──────── SUPPLIED MATERIAL ────────

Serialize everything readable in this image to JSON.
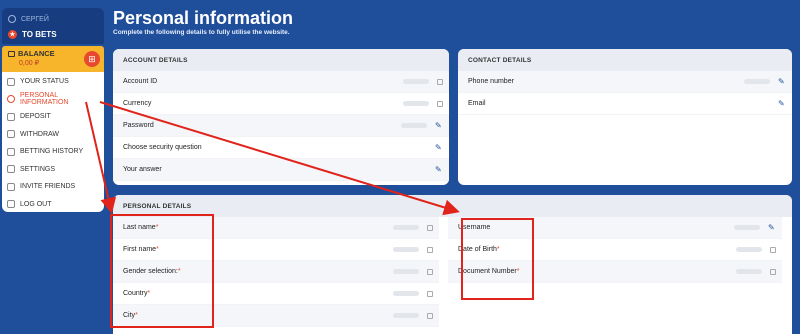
{
  "sidebar": {
    "user": "СЕРГЕЙ",
    "to_bets": "TO BETS",
    "balance_label": "BALANCE",
    "balance_amount": "0,00 ₽",
    "menu": [
      {
        "label": "YOUR STATUS"
      },
      {
        "label": "PERSONAL INFORMATION"
      },
      {
        "label": "DEPOSIT"
      },
      {
        "label": "WITHDRAW"
      },
      {
        "label": "BETTING HISTORY"
      },
      {
        "label": "SETTINGS"
      },
      {
        "label": "INVITE FRIENDS"
      },
      {
        "label": "LOG OUT"
      }
    ]
  },
  "header": {
    "title": "Personal information",
    "subtitle": "Complete the following details to fully utilise the website."
  },
  "account": {
    "heading": "ACCOUNT DETAILS",
    "rows": [
      "Account ID",
      "Currency",
      "Password",
      "Choose security question",
      "Your answer"
    ]
  },
  "contact": {
    "heading": "CONTACT DETAILS",
    "rows": [
      "Phone number",
      "Email"
    ]
  },
  "personal": {
    "heading": "PERSONAL DETAILS",
    "left": [
      "Last name",
      "First name",
      "Gender selection:",
      "Country",
      "City"
    ],
    "right": [
      "Username",
      "Date of Birth",
      "Document Number"
    ],
    "required_mark": "*"
  },
  "colors": {
    "accent": "#e8492e",
    "brand": "#1f4e9b",
    "balance": "#f6b52b"
  }
}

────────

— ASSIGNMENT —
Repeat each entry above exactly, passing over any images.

— TASK ANSWER —
Serialize everything readable in this image to JSON.
{
  "sidebar": {
    "user": "СЕРГЕЙ",
    "to_bets": "TO BETS",
    "balance_label": "BALANCE",
    "balance_amount": "0,00 ₽",
    "menu": [
      {
        "label": "YOUR STATUS"
      },
      {
        "label": "PERSONAL INFORMATION"
      },
      {
        "label": "DEPOSIT"
      },
      {
        "label": "WITHDRAW"
      },
      {
        "label": "BETTING HISTORY"
      },
      {
        "label": "SETTINGS"
      },
      {
        "label": "INVITE FRIENDS"
      },
      {
        "label": "LOG OUT"
      }
    ]
  },
  "header": {
    "title": "Personal information",
    "subtitle": "Complete the following details to fully utilise the website."
  },
  "account": {
    "heading": "ACCOUNT DETAILS",
    "rows": [
      "Account ID",
      "Currency",
      "Password",
      "Choose security question",
      "Your answer"
    ]
  },
  "contact": {
    "heading": "CONTACT DETAILS",
    "rows": [
      "Phone number",
      "Email"
    ]
  },
  "personal": {
    "heading": "PERSONAL DETAILS",
    "left": [
      "Last name",
      "First name",
      "Gender selection:",
      "Country",
      "City"
    ],
    "right": [
      "Username",
      "Date of Birth",
      "Document Number"
    ],
    "required_mark": "*"
  },
  "colors": {
    "accent": "#e8492e",
    "brand": "#1f4e9b",
    "balance": "#f6b52b"
  }
}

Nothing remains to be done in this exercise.